6“In the name of God, I ask that the doors be opened to migrants and refugees.”
“I have never forgotten you,” the Pope says to migrants and refugees in a chapter dedicated to them. He believes that the “conscience” of developed countries “should weigh every death of a brother or of a sister who crosses the desert or the ocean.”
7“In the name of God, I ask that the participation of women in society be promoted and encouraged.”
The Pope wishes for professional growth and motherhood not to be considered “incompatible projects” for a woman.
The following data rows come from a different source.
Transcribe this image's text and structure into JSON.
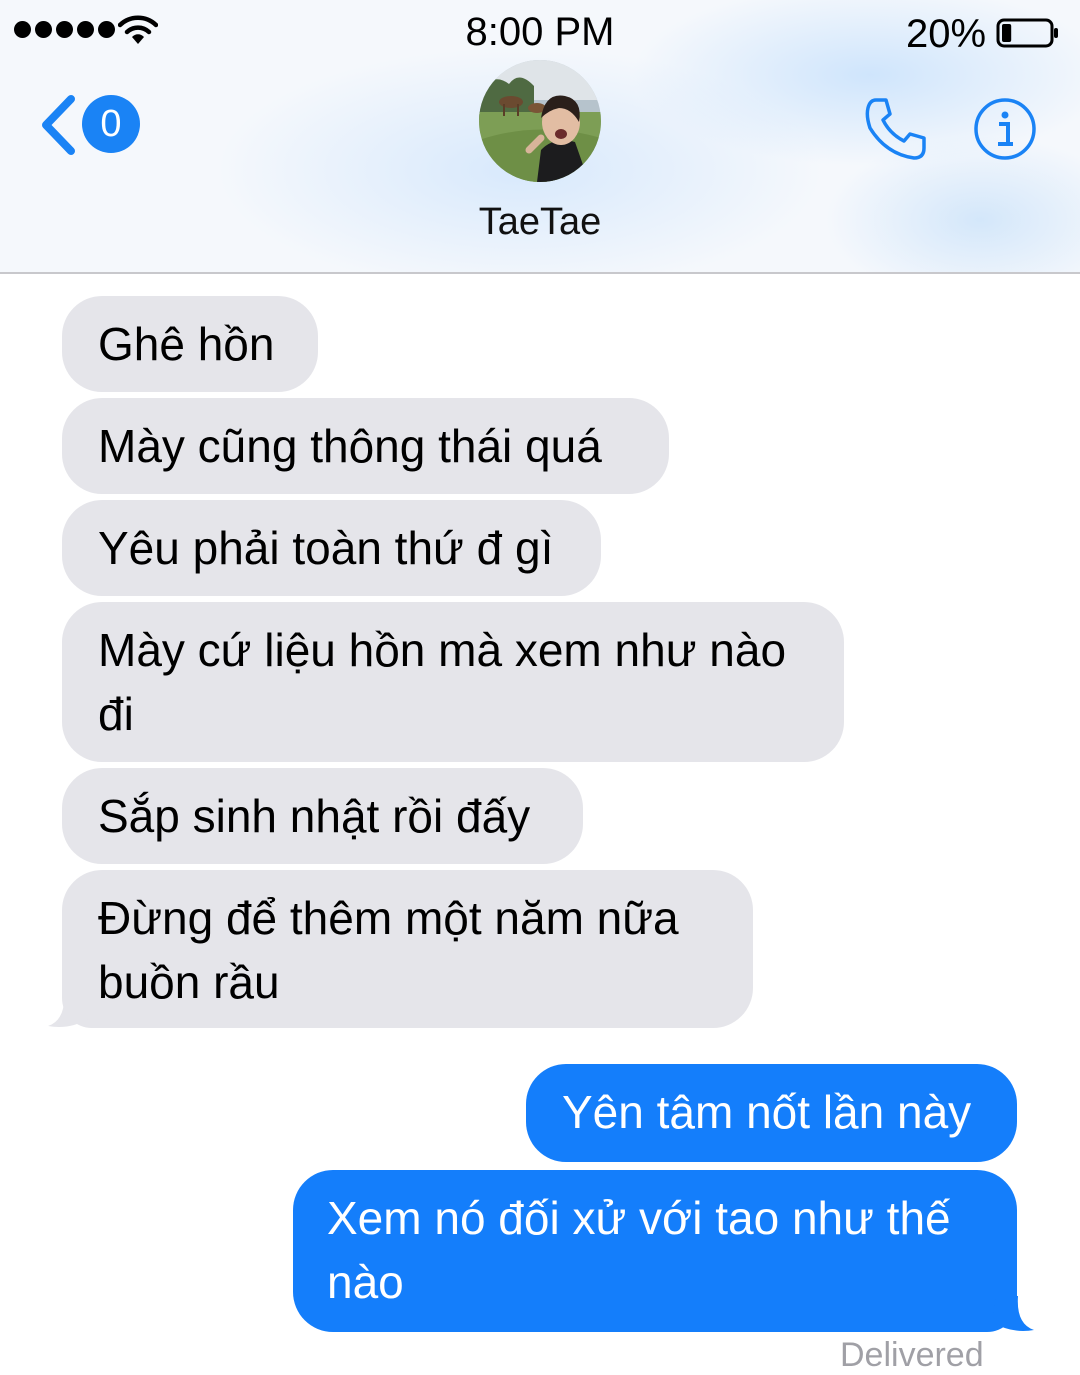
{
  "status_bar": {
    "time": "8:00 PM",
    "battery_percent": "20%",
    "battery_level": 0.2,
    "signal_icon": "signal-dots-icon",
    "wifi_icon": "wifi-icon"
  },
  "header": {
    "back_badge_count": "0",
    "contact_name": "TaeTae",
    "accent_color": "#1a83f5",
    "icons": [
      "chevron-left-icon",
      "phone-icon",
      "info-icon"
    ]
  },
  "messages": [
    {
      "direction": "incoming",
      "text": "Ghê hồn"
    },
    {
      "direction": "incoming",
      "text": "Mày cũng thông thái quá"
    },
    {
      "direction": "incoming",
      "text": "Yêu phải toàn thứ đ gì"
    },
    {
      "direction": "incoming",
      "text": "Mày cứ liệu hồn mà xem như nào đi"
    },
    {
      "direction": "incoming",
      "text": "Sắp sinh nhật rồi đấy"
    },
    {
      "direction": "incoming",
      "text": "Đừng để thêm một năm nữa buồn rầu"
    },
    {
      "direction": "outgoing",
      "text": "Yên tâm nốt lần này"
    },
    {
      "direction": "outgoing",
      "text": "Xem nó đối xử với tao như thế nào"
    }
  ],
  "delivery_status": "Delivered",
  "colors": {
    "incoming_bubble": "#e5e5ea",
    "outgoing_bubble": "#147efb"
  }
}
He calls to mind “all the women murdered simply because they are women” and those who are considered “second-class citizens.” “Our world needs more women leaders,” the Pope said.
8“In the name of God, I ask that the growth of poor countries be allowed and encouraged.”
In a “sick” and “unsustainable” economic system, which “kills and excludes,” the Pontiff dismantles the trickle-down theory based on the profits of the very rich, a system from which the poorest should expect “drops” of charity. “What has happened to us, as humanity, such that we don’t begin each day asking ourselves how to include, feed, care for and clothe the least of society, instead of excluding them?”
9“In the name of God, I ask for universal access to health care.”
Dedicating a chapter to the “right to health for all,” the Pope resolutely defends the value of coronavirus vaccines, which according to him should be considered “a common good of humanity.” He reproaches vaccine objectors for “a selfish and unempathetic approach.”
10“In the name of God, I ask that his name not be used to foment wars.”
At the end of the book, in the last chapter, the Pope calls on religions to unite “in unanimous condemnation of any attempt to use the name of the Almighty to justify any kind of violence or aggression.”
“May it not occur to anyone to use God as a shield when planning and carrying out acts of violence and abuse,” he said, for “violence in the name of God is a betrayal of religion.”
In general, the Pope comments that there are “no magic formulas” to solve the issues addressed in the book, but certain “attitudes towards life” can help. Thus, “he who has no hope goes nowhere.”
“Unlike optimism, hope never betrays us.”